From the moment he was arrested in 1966, Carter maintained his innocence. His arrest and conviction, he insisted, were all evidence of systemic racism.
“Hurricane” soon attracted celebrity devotees, some of whom happened to be blessed with a handy talent for propaganda:
Bob Dylan penned a hard-driving hit song about the imprisoned boxer. Norman Jewison later directed a well-received 1999 Oscar-bait biopic, The Hurricane, starring Denzel Washington.
Because Jewison is Canadian, that film turns a familiar Hollywood convention upside down:
In most American movies — from those set during the Normandy invasion to 2011′s Argo — Canadians’ contributions to real life events are downplayed; The Hurricane, on the other hand, exaggerates them to an embarrassing degree.

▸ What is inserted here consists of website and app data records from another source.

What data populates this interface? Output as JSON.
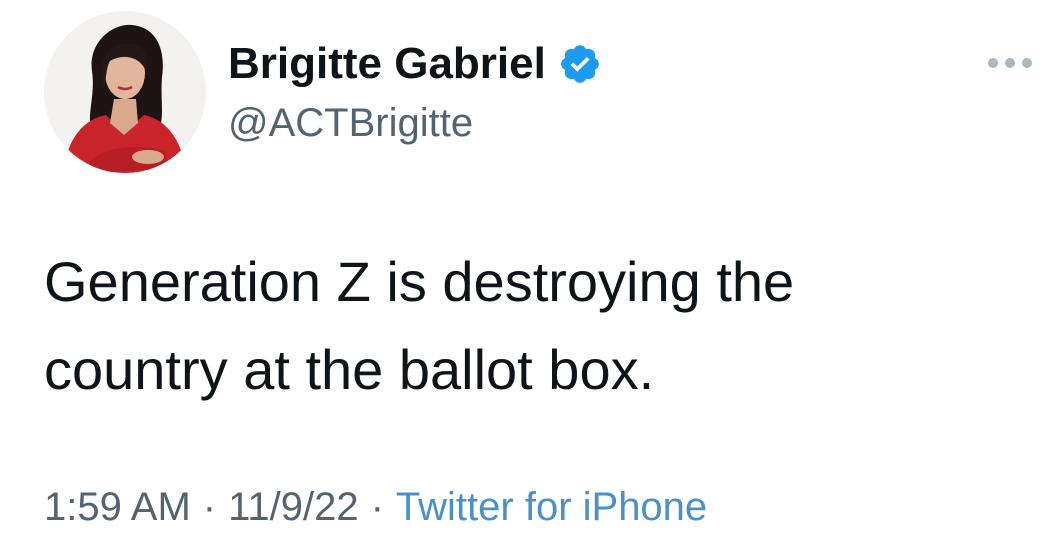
{
  "author": {
    "display_name": "Brigitte Gabriel",
    "handle": "@ACTBrigitte",
    "verified": true,
    "avatar_icon": "profile-photo"
  },
  "tweet": {
    "text_lines": [
      "Generation Z is destroying the",
      "country at the ballot box."
    ]
  },
  "meta": {
    "time": "1:59 AM",
    "separator": "·",
    "date": "11/9/22",
    "source": "Twitter for iPhone"
  },
  "colors": {
    "name": "#0f1419",
    "secondary": "#536471",
    "link": "#4a90c9",
    "verified": "#1d9bf0"
  },
  "icons": {
    "verified": "verified-badge-icon",
    "more": "more-options-icon"
  }
}
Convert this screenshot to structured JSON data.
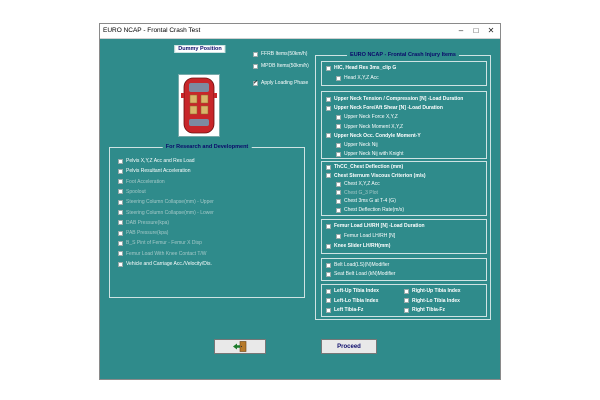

However, the role played by a teenaged Canadian, his hippie parents and their fellow commune dwellers in Carter’s eventual release was just one aspect of the story that the movie deliberately got wrong, in order to portray “Hurricane” in the most sympathetic possible light.